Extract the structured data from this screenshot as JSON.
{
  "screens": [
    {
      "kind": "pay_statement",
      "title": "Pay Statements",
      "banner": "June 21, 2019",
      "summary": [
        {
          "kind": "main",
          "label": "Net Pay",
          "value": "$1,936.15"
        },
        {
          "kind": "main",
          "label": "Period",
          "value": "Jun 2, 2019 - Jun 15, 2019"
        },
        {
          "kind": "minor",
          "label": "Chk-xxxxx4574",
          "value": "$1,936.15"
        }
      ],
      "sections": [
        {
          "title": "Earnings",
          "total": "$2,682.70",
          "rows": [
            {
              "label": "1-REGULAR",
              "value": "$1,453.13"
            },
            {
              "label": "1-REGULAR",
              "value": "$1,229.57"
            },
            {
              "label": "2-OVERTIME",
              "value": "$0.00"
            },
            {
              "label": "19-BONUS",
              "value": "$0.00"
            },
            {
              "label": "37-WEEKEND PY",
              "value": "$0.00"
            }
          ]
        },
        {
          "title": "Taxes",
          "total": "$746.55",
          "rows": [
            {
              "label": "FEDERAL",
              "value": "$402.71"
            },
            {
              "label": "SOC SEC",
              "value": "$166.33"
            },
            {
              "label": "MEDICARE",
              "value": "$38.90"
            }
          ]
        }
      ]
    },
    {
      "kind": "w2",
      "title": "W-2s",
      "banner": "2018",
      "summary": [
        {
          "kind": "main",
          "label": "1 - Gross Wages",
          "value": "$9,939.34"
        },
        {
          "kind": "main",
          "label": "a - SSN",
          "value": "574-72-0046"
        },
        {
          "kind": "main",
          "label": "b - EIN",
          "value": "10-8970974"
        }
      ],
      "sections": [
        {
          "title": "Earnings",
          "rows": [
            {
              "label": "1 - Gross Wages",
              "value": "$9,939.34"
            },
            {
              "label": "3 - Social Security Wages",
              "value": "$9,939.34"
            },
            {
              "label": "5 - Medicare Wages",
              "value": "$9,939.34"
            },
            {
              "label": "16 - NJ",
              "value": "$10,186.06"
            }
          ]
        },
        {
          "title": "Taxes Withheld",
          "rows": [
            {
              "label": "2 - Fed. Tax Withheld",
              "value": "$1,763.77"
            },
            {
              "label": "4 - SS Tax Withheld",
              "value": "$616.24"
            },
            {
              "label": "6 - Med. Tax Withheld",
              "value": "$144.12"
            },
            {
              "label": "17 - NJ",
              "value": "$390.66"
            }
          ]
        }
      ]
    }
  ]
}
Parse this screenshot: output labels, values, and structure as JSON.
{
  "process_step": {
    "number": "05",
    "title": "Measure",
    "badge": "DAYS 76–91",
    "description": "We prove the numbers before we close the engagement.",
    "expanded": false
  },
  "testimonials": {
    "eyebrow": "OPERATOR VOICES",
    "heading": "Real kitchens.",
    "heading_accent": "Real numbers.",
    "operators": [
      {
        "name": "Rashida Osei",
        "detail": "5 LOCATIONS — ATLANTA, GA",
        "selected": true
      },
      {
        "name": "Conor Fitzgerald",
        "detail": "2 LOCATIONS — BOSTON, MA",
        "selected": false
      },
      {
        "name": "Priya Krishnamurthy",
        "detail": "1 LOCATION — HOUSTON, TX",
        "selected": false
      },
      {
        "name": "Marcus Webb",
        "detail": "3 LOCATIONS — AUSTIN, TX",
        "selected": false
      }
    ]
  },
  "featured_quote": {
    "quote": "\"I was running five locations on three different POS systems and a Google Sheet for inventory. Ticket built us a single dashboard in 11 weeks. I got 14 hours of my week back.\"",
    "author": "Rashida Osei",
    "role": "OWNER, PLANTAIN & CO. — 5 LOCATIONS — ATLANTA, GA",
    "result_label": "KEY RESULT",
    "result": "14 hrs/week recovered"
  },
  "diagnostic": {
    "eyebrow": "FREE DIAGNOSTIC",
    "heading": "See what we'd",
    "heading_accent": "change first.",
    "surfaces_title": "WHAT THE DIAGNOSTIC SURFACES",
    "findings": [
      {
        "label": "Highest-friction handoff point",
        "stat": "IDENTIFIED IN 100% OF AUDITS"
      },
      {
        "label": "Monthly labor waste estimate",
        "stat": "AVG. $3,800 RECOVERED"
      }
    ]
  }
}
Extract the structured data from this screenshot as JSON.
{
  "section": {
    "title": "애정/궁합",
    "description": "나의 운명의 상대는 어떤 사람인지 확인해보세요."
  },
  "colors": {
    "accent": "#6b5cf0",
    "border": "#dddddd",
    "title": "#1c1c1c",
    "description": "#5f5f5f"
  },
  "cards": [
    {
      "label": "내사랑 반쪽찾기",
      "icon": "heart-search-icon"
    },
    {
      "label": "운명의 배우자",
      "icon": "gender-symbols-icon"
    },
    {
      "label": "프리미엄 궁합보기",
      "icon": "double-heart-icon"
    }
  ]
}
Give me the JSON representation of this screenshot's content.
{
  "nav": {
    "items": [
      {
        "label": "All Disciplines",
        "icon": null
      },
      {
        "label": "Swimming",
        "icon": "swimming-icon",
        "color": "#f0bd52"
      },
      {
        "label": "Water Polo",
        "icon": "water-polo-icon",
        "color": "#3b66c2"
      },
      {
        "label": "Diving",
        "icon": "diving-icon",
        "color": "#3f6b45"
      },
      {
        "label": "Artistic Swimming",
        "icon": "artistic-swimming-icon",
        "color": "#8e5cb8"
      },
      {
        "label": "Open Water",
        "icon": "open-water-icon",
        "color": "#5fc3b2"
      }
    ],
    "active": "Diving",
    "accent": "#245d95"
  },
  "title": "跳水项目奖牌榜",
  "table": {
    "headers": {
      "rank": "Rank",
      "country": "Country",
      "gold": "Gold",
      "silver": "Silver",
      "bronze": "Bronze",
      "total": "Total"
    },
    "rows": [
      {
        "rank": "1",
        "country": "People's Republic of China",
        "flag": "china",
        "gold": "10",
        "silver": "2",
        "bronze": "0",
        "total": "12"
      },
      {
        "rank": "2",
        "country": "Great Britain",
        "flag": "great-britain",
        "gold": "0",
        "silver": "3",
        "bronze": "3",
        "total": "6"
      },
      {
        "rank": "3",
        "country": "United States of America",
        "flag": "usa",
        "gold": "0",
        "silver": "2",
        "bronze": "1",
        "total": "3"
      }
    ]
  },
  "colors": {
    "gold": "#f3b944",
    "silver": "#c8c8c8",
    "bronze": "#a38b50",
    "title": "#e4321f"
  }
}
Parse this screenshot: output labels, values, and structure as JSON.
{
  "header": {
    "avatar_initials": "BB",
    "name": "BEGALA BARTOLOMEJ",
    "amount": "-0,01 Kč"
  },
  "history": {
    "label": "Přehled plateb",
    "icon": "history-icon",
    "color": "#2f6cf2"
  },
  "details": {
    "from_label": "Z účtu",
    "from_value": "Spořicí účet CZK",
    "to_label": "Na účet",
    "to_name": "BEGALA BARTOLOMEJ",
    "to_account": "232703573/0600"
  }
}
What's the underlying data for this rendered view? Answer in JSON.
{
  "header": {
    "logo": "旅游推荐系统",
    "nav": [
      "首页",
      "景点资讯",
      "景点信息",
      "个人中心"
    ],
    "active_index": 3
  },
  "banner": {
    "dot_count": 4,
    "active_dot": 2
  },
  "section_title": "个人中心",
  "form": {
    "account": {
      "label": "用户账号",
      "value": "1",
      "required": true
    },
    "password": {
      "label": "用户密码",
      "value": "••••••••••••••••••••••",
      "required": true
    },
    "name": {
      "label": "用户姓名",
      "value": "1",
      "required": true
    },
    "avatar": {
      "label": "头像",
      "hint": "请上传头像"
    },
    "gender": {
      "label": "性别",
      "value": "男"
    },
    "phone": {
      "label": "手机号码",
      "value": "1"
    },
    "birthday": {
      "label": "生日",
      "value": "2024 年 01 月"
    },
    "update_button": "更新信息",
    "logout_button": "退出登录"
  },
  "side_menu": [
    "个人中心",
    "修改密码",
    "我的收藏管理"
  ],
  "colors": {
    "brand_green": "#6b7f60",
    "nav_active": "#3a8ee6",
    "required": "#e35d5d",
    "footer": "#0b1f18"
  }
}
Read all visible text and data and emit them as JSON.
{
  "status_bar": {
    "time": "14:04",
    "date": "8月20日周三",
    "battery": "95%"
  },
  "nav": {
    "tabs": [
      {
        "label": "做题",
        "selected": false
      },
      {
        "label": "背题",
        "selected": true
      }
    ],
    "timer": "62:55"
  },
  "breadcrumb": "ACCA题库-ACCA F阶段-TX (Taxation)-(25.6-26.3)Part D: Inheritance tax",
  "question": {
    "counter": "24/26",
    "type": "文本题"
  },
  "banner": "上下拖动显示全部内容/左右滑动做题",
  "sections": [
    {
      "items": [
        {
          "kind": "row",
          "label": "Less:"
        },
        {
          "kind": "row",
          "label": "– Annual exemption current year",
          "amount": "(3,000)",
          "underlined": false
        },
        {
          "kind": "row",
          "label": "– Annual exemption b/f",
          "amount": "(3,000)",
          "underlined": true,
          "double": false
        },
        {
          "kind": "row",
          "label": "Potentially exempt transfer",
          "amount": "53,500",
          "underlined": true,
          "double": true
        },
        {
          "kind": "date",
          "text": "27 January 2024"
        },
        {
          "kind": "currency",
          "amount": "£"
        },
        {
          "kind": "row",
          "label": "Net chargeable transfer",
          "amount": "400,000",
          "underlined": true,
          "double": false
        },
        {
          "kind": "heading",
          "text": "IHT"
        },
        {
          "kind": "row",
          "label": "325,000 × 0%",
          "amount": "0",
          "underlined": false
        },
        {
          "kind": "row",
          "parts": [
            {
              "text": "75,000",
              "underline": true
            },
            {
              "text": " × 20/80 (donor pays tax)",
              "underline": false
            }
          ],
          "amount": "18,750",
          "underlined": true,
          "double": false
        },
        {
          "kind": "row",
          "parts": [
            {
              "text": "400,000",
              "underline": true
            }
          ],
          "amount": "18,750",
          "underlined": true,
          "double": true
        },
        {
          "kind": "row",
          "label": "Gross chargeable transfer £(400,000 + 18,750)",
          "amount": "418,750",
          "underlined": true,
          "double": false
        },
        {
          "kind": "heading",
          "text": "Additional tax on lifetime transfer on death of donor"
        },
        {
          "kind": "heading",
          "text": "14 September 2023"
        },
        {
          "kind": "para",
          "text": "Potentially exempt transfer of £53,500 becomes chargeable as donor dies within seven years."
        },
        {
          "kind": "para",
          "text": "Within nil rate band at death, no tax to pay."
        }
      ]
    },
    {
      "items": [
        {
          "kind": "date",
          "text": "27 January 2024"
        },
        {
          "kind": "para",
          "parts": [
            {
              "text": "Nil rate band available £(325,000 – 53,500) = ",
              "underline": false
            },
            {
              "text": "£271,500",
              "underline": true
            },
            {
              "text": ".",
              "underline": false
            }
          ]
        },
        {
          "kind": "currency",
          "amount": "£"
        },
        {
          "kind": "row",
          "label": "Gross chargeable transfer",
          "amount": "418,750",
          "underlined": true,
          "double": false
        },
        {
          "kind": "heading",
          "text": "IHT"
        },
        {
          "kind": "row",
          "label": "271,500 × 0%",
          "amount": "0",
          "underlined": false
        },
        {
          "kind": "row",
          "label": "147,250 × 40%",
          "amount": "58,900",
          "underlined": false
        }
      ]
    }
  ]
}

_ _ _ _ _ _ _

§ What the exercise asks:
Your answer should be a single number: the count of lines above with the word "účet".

§ Solution:
2